Directory Permission 775

A break down of directory permissions with an octal value of 775
and a symbolic value of drwxrwxr-x

Octal Value


An "Octal Value" or "Number Value" of a file permission is simply a numeric value, composed of 3 or 4 digits, each one ranging in value from 0 - 7, that represents access grated to users on the system. These octal values, can be used to change or manage a file or directory's permissions, using a well known command-line-utility called chmod. Obtaining a specified "Octal Value" usually starts with a file's "Symbolic Value", and transmuting it to it's corresponding number value. In this case, ---x--x--x converted to it's Octal or Number value is 111. For further information on how to transpose file permission's symbolic values to their octal counter part; or to get a better grasp on "Octal Notation" in general, see our guide on the subject - How to Understanding Octal Notation.

Symbolic Value

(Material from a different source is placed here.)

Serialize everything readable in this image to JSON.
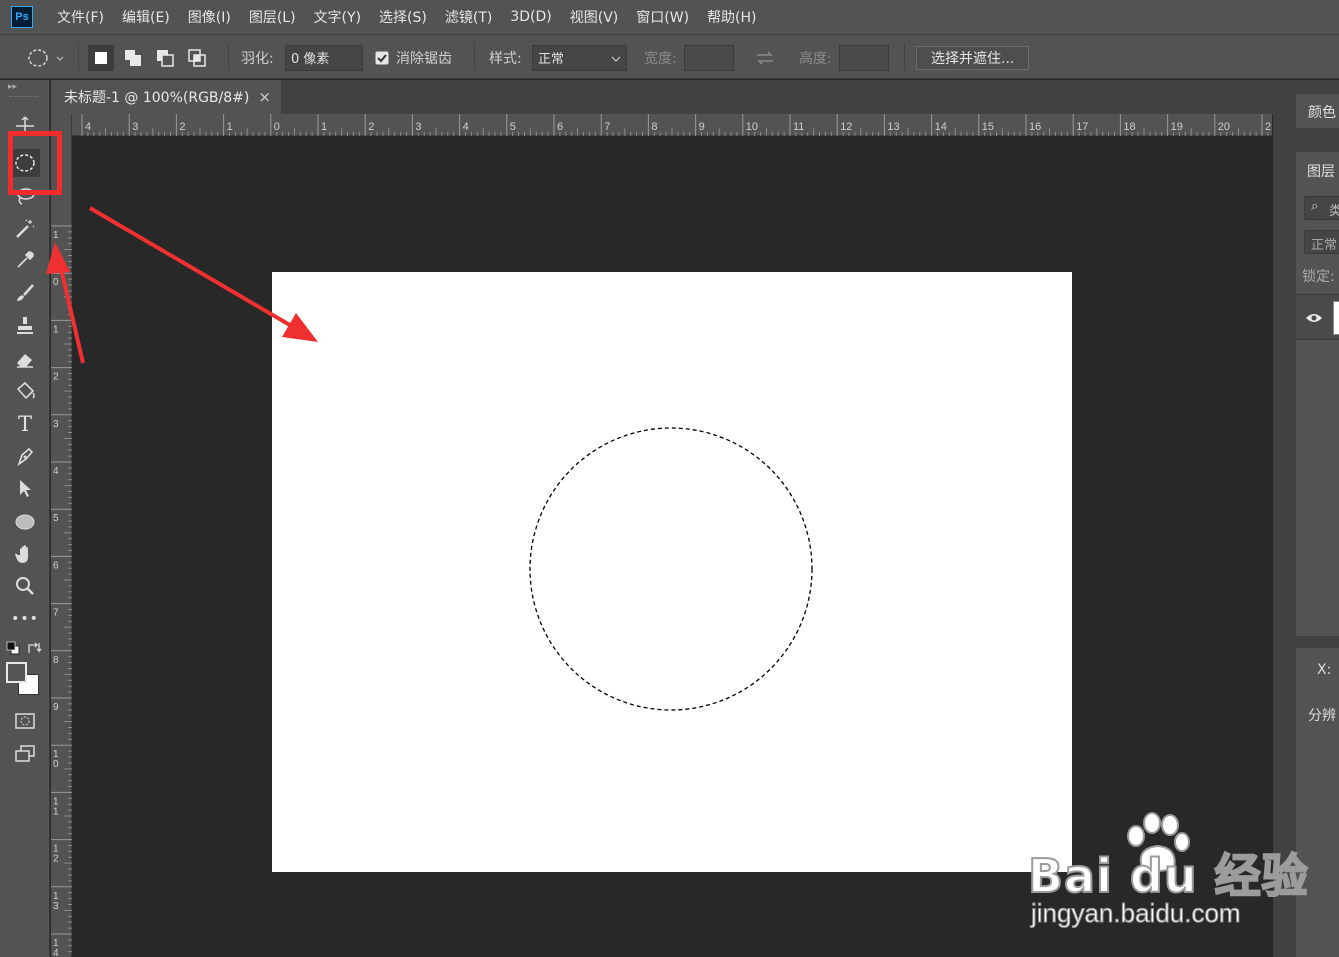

File Permission's "Symbolic Value", or "Symbolic Notation", is a string made up of 10 characters that represents access granted to users on the system. Each "Symbolic Value" string is broken down into 4 sections. The file type (file or directory), Owner, Group, and Other in that order. The file is the first character (either d or -), while each of the subsequent groups (owner, group, and other) are represented by each subsequent cluster of three characters. In short, a "Symbolic Value" is the "string" based counterpart of a corresponding "Octal Value". In this case, 775 converted to its symbolic counterpart is "drwxrwxr-x". If you're looking for info on how to obtain a symbolic value, or how to transpose an octal value to symbolic notation see our guide on the subject - How to Understanding Symbolic Notation


Directory, as denoted by the leading "d" within it's symbolic value drwxrwxr-x
See File Counterpart

File Directory
No Yes

Permissions Breakdown

User Group Other
Read Yes Yes Yes
Write Yes Yes No
Execute Yes Yes Yes


Octal permissions can be made up of either 3 or 4 values. In the case of "775", a 3 digit octal number, a leading value has not been set, so 775 only represents permissions for User, Group and Other. So in this case a Sticky Bit, SUID or SGID, have not, and cannot be set.

If you wish to set a Stick Bit, SUID, or SGID you can start by reading our guide on the matter, here.
Sticky Bit SGID SUID
No No No

How to change your directory to 775 or drwxrwxr-x using chmod

Chmod is a well known command line utility, that's used to manage file permissions on MacOS, Linux and other Unix like operating systems. While there are multiple ways to use chmod, on this site, we have chosen to focus exclusively on using chmod with Octal Notation. The following examples illustrate exactly how to change your desired file to permissions matching "775 or drwxrwxr-x" using the command line and chmod. If you're lost on how to manually manage file permissions, see our guide - How Do I Change File Permissions Using chmod?

From your terminal run the following command, within a directory containing the directory you wish to change permissions on. In this case the directory name is "yourDirectory"
$ chmod 775 yourDirectory/
Changing directory permissions, and the files contained within it using the recursive option.
$ chmod -R 775 yourDirectory/
Confirming your change, your directory's symbolic permissions should now be "drwxrwxr-x"
$ ls -l

# your output will be similar to the following
drwxrwxr-x 14 root root 4096 Jun 22 07:36 yourDirectory